- ItemEffectiveness of a peer-led HIV prevention intervention in secondary schools in Rwanda : results from a non-randomized controlled trial(BioMed Central, 2012-09) Michielsen, Kristien; Beauclair, Roxanne; Delva, Wim; Roelens, Kristien; Van Rossem, Ronan; Temmerman, MarleenWhile the HIV epidemic is levelling off in sub-Saharan Africa, it remains at an unacceptably high level. Young people aged 15-24 years remain particularly vulnerable, resulting in a regional HIV prevalence of 1.4% in young men and 3.3% in young women. This study assesses the effectiveness of a peer-led HIV prevention intervention in secondary schools in Rwanda on young people's sexual behavior, HIV knowledge and attitudes.

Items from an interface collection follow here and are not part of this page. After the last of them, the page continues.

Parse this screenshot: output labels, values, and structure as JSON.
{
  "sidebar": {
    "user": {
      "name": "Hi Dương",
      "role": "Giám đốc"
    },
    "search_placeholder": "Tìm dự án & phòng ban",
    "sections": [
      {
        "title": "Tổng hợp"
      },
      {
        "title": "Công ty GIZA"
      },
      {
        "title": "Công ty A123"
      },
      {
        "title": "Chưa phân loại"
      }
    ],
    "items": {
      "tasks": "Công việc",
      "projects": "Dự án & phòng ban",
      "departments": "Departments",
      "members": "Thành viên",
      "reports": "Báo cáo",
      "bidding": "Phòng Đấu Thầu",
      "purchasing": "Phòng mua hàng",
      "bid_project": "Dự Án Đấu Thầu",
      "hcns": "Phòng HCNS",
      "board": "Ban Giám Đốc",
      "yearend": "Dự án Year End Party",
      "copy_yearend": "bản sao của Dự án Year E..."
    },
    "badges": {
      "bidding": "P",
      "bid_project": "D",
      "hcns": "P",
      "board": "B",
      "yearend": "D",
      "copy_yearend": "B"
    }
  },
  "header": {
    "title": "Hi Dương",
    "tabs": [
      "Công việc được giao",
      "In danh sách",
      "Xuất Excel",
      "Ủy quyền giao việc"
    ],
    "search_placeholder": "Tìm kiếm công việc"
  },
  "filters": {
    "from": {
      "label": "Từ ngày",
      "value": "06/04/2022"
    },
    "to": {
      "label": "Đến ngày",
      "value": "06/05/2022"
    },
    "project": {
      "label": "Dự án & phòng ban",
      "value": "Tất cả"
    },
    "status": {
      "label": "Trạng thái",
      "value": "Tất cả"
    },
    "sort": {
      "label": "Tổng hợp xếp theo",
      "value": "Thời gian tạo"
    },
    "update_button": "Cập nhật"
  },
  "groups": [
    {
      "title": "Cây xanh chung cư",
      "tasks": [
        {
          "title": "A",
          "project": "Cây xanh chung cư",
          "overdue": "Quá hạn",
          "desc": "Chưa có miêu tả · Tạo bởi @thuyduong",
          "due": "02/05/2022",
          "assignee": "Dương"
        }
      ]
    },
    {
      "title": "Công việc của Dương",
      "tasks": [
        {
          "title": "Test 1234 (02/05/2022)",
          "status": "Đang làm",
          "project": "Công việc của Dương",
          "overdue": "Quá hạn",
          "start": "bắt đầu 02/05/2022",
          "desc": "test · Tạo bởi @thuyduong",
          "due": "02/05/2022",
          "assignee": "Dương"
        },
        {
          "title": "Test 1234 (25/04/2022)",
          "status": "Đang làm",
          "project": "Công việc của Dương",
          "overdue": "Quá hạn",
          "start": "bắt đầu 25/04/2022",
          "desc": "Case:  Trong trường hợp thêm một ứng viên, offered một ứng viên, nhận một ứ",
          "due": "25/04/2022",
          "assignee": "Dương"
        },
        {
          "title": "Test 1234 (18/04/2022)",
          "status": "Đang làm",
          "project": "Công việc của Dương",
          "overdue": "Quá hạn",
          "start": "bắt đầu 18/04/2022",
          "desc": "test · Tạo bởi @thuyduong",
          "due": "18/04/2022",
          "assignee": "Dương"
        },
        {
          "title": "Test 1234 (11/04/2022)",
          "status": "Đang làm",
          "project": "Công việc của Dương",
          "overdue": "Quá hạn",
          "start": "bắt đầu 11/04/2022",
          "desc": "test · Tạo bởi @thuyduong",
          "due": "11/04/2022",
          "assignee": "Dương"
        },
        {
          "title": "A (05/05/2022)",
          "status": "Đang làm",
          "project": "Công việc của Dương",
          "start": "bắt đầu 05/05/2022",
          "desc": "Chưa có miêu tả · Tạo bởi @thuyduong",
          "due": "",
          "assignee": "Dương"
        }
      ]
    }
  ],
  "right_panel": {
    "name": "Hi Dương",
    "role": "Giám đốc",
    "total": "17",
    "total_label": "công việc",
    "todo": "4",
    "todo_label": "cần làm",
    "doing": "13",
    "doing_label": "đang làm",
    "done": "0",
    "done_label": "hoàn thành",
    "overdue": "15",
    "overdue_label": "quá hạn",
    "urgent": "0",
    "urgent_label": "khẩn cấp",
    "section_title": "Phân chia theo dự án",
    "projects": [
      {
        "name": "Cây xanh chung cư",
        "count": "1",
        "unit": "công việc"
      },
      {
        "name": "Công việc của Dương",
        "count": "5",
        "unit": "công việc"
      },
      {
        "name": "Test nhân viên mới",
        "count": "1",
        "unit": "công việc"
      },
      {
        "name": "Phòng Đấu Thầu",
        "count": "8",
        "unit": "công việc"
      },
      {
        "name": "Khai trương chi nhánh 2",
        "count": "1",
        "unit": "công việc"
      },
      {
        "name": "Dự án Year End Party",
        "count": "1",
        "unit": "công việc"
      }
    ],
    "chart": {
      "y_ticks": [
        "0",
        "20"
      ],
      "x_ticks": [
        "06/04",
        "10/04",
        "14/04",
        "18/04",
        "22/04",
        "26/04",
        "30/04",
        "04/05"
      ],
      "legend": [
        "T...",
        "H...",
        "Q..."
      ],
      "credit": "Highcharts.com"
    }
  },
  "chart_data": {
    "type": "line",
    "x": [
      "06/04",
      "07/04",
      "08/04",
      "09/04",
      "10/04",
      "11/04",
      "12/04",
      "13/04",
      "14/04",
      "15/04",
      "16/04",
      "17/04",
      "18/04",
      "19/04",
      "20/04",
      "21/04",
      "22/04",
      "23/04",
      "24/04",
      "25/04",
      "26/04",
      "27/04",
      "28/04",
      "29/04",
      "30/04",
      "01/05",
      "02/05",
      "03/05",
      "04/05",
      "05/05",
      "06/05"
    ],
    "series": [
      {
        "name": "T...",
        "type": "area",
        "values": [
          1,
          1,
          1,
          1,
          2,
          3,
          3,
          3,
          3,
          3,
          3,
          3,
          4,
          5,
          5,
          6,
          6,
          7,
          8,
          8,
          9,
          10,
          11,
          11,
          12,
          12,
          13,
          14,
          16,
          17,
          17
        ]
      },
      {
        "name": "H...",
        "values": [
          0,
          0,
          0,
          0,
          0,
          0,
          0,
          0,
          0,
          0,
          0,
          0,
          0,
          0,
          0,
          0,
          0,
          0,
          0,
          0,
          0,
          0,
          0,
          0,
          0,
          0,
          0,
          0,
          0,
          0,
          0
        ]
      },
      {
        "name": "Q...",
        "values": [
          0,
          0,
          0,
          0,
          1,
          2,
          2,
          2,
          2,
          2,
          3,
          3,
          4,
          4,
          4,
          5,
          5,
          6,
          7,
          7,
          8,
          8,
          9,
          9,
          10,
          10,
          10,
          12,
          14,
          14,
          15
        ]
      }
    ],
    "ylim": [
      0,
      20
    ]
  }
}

- ItemThe impact of alcohol on HIV prevention and treatment for South Africans in primary healthcare(AOSIS Publishing, 2014-08-01) Schneider, Michelle; Chersich, Matthew; Temmerman, Marleen; Degomme, Olivier; Parry, Charles D.Background: Antiretroviral treatment (ART) has substantially reduced morbidity and mortality for HIV patients. In South Africa, with the largest ART programme globally, attention is needed not only on the further expansion of ART coverage, but also on factors which undermine its effectiveness, such as alcohol use. Objective: Given the decentralised approach of nurse-initiated and -sustained ART in the South African primary health sector, it is important to document key aspects of alcohol use to be conveyed to HIV-positive individuals and those at risk for HIV. Method: This study comprised a narrative review of relevant literature. Results: Alcohol acts through both behavioural and physiological pathways to impact on the acquisition, further transmission and then progression of HIV disease. Besides links to risky sex, alcohol undermines the immune system, raising susceptibility to contracting and then countering HIV and other infections. There are important drug interactions between alcohol and ART, or therapies for opportunistic infections and other co-morbidities. Moreover, alcohol undermines adherence to the medication which is essential for effective ART. Conclusion: Primary healthcare clinic attendees need evidence-based information on the detrimental effects of alcohol consumption on HIV infection, which ensue throughout the clinical course of HIV. This spans the role of alcohol consumption as a risk factor for HIV infection, HIV replication in infected individuals, a person’s response to HIV infection and HIV treatment. Primary healthcare workers, especially nurses and HIV counsellors, require training in order to screen for and provide appropriate interventions for HIV-positive patients, those on treatment and treatment-naïve patients, who will benefit from reduced alcohol consumption or the cessation thereof.